It can be terrifying to tell someone in a position of power or influence over your life, or even someone whose opinion matters to you, that you have MS, when it’s still acceptable to say, think, and believe that able bodies are better than disabled bodies. To be clear:
Able bodies are better than disabled bodies is still something you can say out loud and not get canceled. You might even believe it yourself.
It’s equally acceptable to react with horror at disability; and if you think I’m being dramatic, let me remind you of Tiktok’s viral new teacher challenge where parents–PARENTS–used photos of people with disabilities to scare their children.
And so we hide our MS, like it’s something to be ashamed of, from the people we depend on for survival. Who wouldn’t want to keep this shit on the downlow? Sure, passing has it’s perks, but that doesn’t mean it isn’t hurting you, or the rest of the world for that matter. The obvious cost of keeping quiet is that we are left to fend for ourselves, without necessary accommodations. This can lead to frustration, fatigue, and a reduced ability to perform the tasks of daily living. And keeping quiet can have other consequences too.
Eventually, keeping MS my sick little secret felt gross, like a betrayal of myself.
When we don’t feel safe enough to disclose our MS, we end up reinforcing a damaging message to ourselves that we have something shameful to hide. Even the language around sharing a diagnosis as something that needs to be disclosed suggests there’s something sneaky going on; something that needs confessing.
Worse still, we are never free to truly be ourselves. Our sense of self-worth becomes dependent upon maintaining a lie. When we say that’s not me, I’m not one of those people, we perpetuate the stigma around chronic illness. We let the status quo go unquestioned, and we send ourselves the dangerous message that disability is a choice one can simply opt out of.

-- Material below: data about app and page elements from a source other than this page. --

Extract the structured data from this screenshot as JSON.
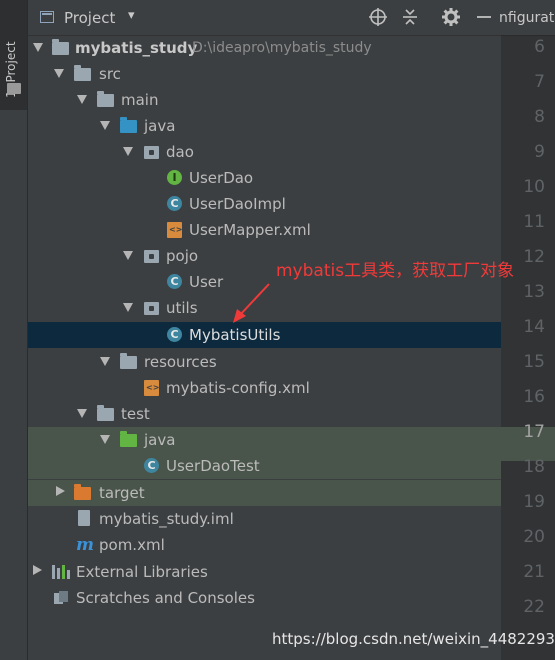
{
  "tool_strip": {
    "label": "1: Project"
  },
  "header": {
    "title": "Project",
    "dropdown_glyph": "▾",
    "icons": [
      "crosshair-icon",
      "collapse-icon",
      "gear-icon",
      "minimize-icon"
    ]
  },
  "tree": {
    "root": {
      "name": "mybatis_study",
      "path": "D:\\ideapro\\mybatis_study"
    },
    "src": "src",
    "main": "main",
    "java": "java",
    "dao": "dao",
    "dao_interface": "UserDao",
    "dao_impl": "UserDaoImpl",
    "dao_mapper": "UserMapper.xml",
    "pojo": "pojo",
    "pojo_user": "User",
    "utils": "utils",
    "utils_class": "MybatisUtils",
    "resources": "resources",
    "config_xml": "mybatis-config.xml",
    "test": "test",
    "test_java": "java",
    "test_class": "UserDaoTest",
    "target": "target",
    "iml": "mybatis_study.iml",
    "pom": "pom.xml",
    "external_libraries": "External Libraries",
    "scratches": "Scratches and Consoles"
  },
  "editor": {
    "tab_label": "nfigurat",
    "line_numbers": [
      "6",
      "7",
      "8",
      "9",
      "10",
      "11",
      "12",
      "13",
      "14",
      "15",
      "16",
      "17",
      "18",
      "19",
      "20",
      "21",
      "22"
    ],
    "active_line": "17"
  },
  "annotation": {
    "text": "mybatis工具类，获取工厂对象",
    "color": "#f03a3a"
  },
  "watermark": "https://blog.csdn.net/weixin_44822939"
}
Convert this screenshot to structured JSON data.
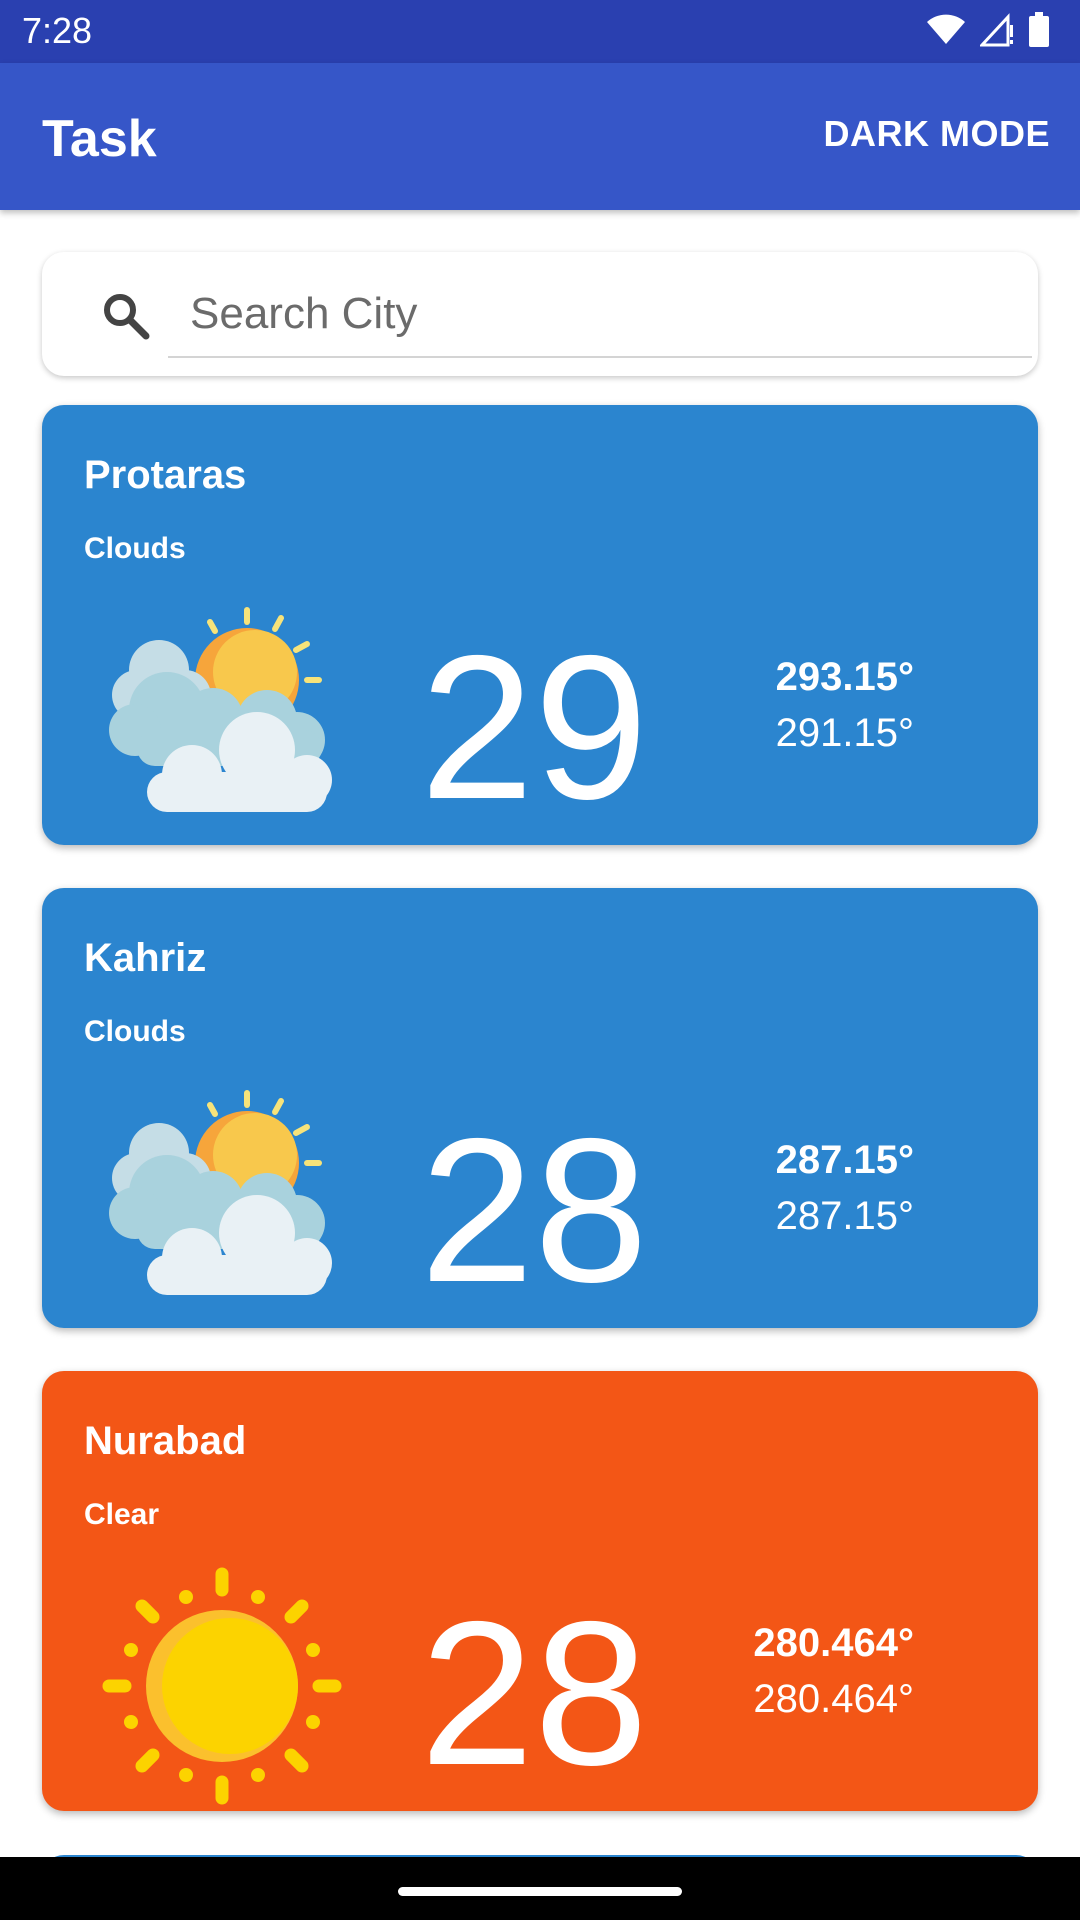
{
  "status_bar": {
    "time": "7:28",
    "icons": [
      "wifi-icon",
      "signal-icon",
      "battery-icon"
    ]
  },
  "app_bar": {
    "title": "Task",
    "dark_mode_label": "DARK MODE"
  },
  "search": {
    "placeholder": "Search City",
    "value": "",
    "icon": "search-icon"
  },
  "colors": {
    "status_bar": "#2a40b0",
    "app_bar": "#3656c8",
    "card_clouds": "#2b85cf",
    "card_clear": "#f35616"
  },
  "cards": [
    {
      "city": "Protaras",
      "condition": "Clouds",
      "icon": "cloud-sun-icon",
      "temp": "29",
      "temp_max": "293.15°",
      "temp_min": "291.15°"
    },
    {
      "city": "Kahriz",
      "condition": "Clouds",
      "icon": "cloud-sun-icon",
      "temp": "28",
      "temp_max": "287.15°",
      "temp_min": "287.15°"
    },
    {
      "city": "Nurabad",
      "condition": "Clear",
      "icon": "sun-icon",
      "temp": "28",
      "temp_max": "280.464°",
      "temp_min": "280.464°"
    }
  ]
}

Humans have a need to fit in, and the desire to be included is powerful. But disability is the largest minority in the world. And yet, we haven’t found safety in numbers, let alone pride in identity. So many people live in fear of being found out and seen as damaged, broken, sick, less-than. Disability IS normal. If we can’t raise a hand and say this is me, this is what MS looks like, then we can do nothing to undo the myth that we are different, strange, less-than, other.
Hell no. You don’t have to tell everyone, or anyone about your MS. Even with a gait that gives me away and an openly MS internet presence, I still find plenty of opportunities to deny nosy randos access to this kind of intel. Not because I’m ashamed to have MS (I’m not), but because I’ve decided it’s not in my best interest. I don’t owe anyone an explanation for how I move through the world. And neither do you.
Coming out with MS in a positive, empowered way takes practice. It’s hard to acknowledge membership in a group that literally no one wants to be a part of. It’s hard to claim status in a society that has a hierarchy of bodies that values productivity and so-called perfection above all else, but asserting our right to be meaningfully included is exactly what we need to do.
In a more progressive world, where disability is no longer misunderstood, stigmatized, and seen as a liability, people with MS would feel safer sharing their health status. Until then, we can’t advocate for our needs or dismantle stigma and ableism without being open, vocal, loud, and proud.
Nobody said progress was easy.